_Record excerpts:_
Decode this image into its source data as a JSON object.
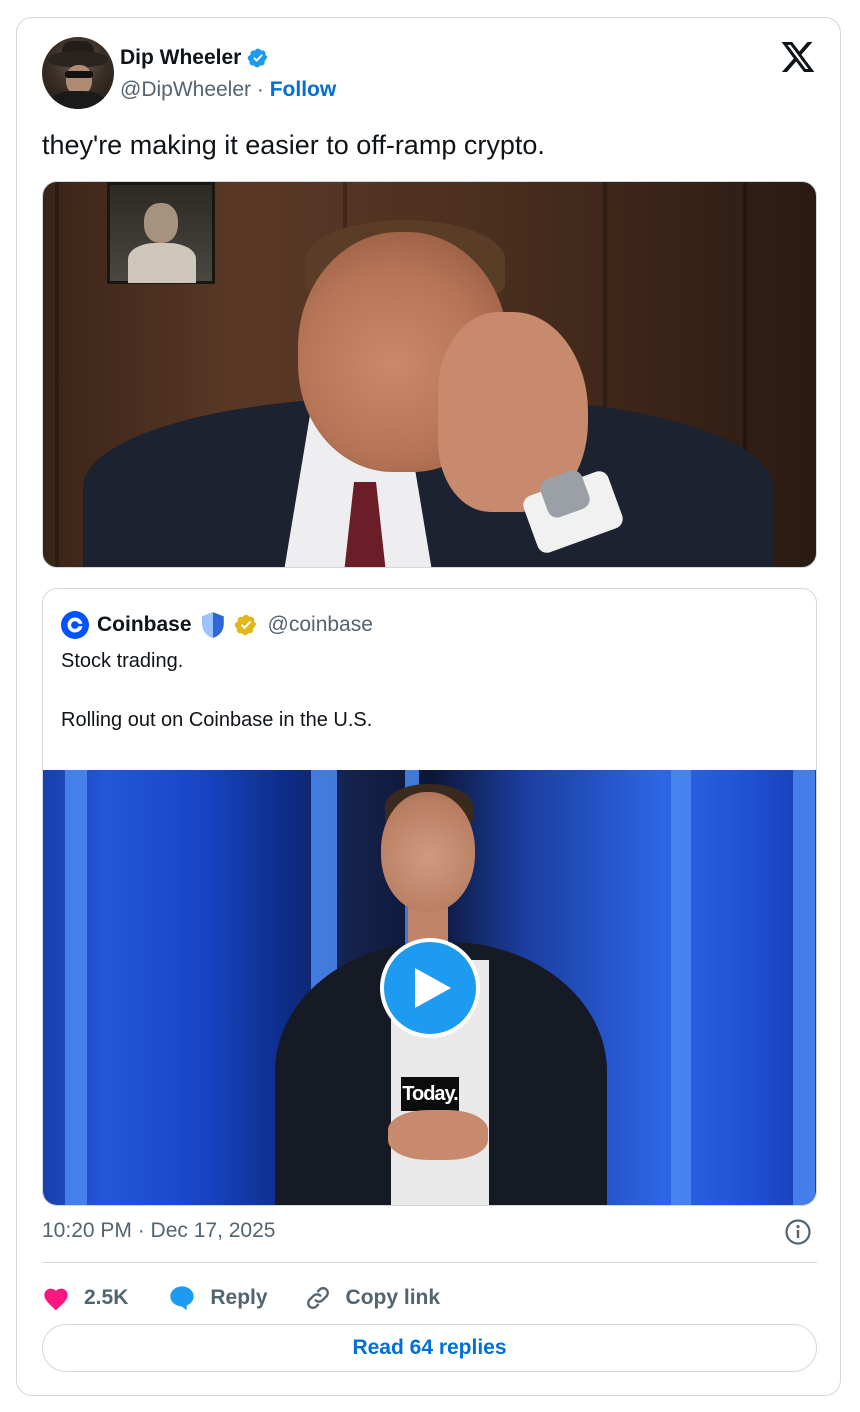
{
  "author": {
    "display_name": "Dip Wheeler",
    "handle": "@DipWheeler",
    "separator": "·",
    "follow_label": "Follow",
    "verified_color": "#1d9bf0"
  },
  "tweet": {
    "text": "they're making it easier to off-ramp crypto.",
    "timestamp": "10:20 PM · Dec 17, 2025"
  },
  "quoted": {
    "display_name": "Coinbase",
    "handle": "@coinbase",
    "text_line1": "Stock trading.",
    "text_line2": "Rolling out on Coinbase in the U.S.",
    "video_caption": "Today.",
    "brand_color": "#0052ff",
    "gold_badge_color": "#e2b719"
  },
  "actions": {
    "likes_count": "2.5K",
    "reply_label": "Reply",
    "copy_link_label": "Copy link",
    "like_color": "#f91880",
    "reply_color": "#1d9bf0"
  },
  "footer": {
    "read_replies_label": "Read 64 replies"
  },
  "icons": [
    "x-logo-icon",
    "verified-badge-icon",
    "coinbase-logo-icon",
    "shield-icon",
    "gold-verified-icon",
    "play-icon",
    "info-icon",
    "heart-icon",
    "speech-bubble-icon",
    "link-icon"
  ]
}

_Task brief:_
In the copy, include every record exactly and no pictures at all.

_Exercise solution:_
Decode this image into its source data as a JSON object.
{
  "author": {
    "display_name": "Dip Wheeler",
    "handle": "@DipWheeler",
    "separator": "·",
    "follow_label": "Follow",
    "verified_color": "#1d9bf0"
  },
  "tweet": {
    "text": "they're making it easier to off-ramp crypto.",
    "timestamp": "10:20 PM · Dec 17, 2025"
  },
  "quoted": {
    "display_name": "Coinbase",
    "handle": "@coinbase",
    "text_line1": "Stock trading.",
    "text_line2": "Rolling out on Coinbase in the U.S.",
    "video_caption": "Today.",
    "brand_color": "#0052ff",
    "gold_badge_color": "#e2b719"
  },
  "actions": {
    "likes_count": "2.5K",
    "reply_label": "Reply",
    "copy_link_label": "Copy link",
    "like_color": "#f91880",
    "reply_color": "#1d9bf0"
  },
  "footer": {
    "read_replies_label": "Read 64 replies"
  },
  "icons": [
    "x-logo-icon",
    "verified-badge-icon",
    "coinbase-logo-icon",
    "shield-icon",
    "gold-verified-icon",
    "play-icon",
    "info-icon",
    "heart-icon",
    "speech-bubble-icon",
    "link-icon"
  ]
}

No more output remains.